**TASK TO CARRY OUT**
The response should be a faithful copy of every record, with nothing left out.

═══ RECORDS SHOWN ═══

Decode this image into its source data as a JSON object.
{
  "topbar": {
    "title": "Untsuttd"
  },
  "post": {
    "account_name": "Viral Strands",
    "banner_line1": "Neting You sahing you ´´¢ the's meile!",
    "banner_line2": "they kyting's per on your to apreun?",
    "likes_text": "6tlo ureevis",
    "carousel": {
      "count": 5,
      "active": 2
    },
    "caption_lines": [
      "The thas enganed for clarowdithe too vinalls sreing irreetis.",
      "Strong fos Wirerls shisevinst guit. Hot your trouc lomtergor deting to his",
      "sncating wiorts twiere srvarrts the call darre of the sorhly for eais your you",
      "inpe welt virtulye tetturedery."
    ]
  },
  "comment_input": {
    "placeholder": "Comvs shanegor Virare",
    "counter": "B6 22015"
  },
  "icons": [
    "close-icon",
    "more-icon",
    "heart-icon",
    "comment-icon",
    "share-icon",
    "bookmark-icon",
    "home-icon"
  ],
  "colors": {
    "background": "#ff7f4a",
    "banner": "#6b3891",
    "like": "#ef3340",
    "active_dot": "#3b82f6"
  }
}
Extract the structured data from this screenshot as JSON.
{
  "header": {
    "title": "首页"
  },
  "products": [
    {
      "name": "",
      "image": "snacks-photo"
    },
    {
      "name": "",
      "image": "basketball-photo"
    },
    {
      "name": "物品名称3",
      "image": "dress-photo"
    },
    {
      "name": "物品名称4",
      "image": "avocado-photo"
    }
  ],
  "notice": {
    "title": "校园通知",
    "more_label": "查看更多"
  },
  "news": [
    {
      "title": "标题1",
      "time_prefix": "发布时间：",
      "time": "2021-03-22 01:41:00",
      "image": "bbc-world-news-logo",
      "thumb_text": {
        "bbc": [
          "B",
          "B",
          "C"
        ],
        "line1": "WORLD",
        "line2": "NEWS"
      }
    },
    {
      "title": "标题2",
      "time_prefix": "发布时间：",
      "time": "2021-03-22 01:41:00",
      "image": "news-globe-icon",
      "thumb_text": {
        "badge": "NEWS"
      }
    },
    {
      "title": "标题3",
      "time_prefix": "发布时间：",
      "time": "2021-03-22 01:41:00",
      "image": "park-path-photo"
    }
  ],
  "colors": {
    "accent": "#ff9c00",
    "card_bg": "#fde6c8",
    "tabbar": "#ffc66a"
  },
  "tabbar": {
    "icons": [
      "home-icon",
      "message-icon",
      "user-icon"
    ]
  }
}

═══

**SOLUTION**
Decode this image into its source data as a JSON object.
{
  "topbar": {
    "title": "Untsuttd"
  },
  "post": {
    "account_name": "Viral Strands",
    "banner_line1": "Neting You sahing you ´´¢ the's meile!",
    "banner_line2": "they kyting's per on your to apreun?",
    "likes_text": "6tlo ureevis",
    "carousel": {
      "count": 5,
      "active": 2
    },
    "caption_lines": [
      "The thas enganed for clarowdithe too vinalls sreing irreetis.",
      "Strong fos Wirerls shisevinst guit. Hot your trouc lomtergor deting to his",
      "sncating wiorts twiere srvarrts the call darre of the sorhly for eais your you",
      "inpe welt virtulye tetturedery."
    ]
  },
  "comment_input": {
    "placeholder": "Comvs shanegor Virare",
    "counter": "B6 22015"
  },
  "icons": [
    "close-icon",
    "more-icon",
    "heart-icon",
    "comment-icon",
    "share-icon",
    "bookmark-icon",
    "home-icon"
  ],
  "colors": {
    "background": "#ff7f4a",
    "banner": "#6b3891",
    "like": "#ef3340",
    "active_dot": "#3b82f6"
  }
}
Extract the structured data from this screenshot as JSON.
{
  "header": {
    "title": "首页"
  },
  "products": [
    {
      "name": "",
      "image": "snacks-photo"
    },
    {
      "name": "",
      "image": "basketball-photo"
    },
    {
      "name": "物品名称3",
      "image": "dress-photo"
    },
    {
      "name": "物品名称4",
      "image": "avocado-photo"
    }
  ],
  "notice": {
    "title": "校园通知",
    "more_label": "查看更多"
  },
  "news": [
    {
      "title": "标题1",
      "time_prefix": "发布时间：",
      "time": "2021-03-22 01:41:00",
      "image": "bbc-world-news-logo",
      "thumb_text": {
        "bbc": [
          "B",
          "B",
          "C"
        ],
        "line1": "WORLD",
        "line2": "NEWS"
      }
    },
    {
      "title": "标题2",
      "time_prefix": "发布时间：",
      "time": "2021-03-22 01:41:00",
      "image": "news-globe-icon",
      "thumb_text": {
        "badge": "NEWS"
      }
    },
    {
      "title": "标题3",
      "time_prefix": "发布时间：",
      "time": "2021-03-22 01:41:00",
      "image": "park-path-photo"
    }
  ],
  "colors": {
    "accent": "#ff9c00",
    "card_bg": "#fde6c8",
    "tabbar": "#ffc66a"
  },
  "tabbar": {
    "icons": [
      "home-icon",
      "message-icon",
      "user-icon"
    ]
  }
}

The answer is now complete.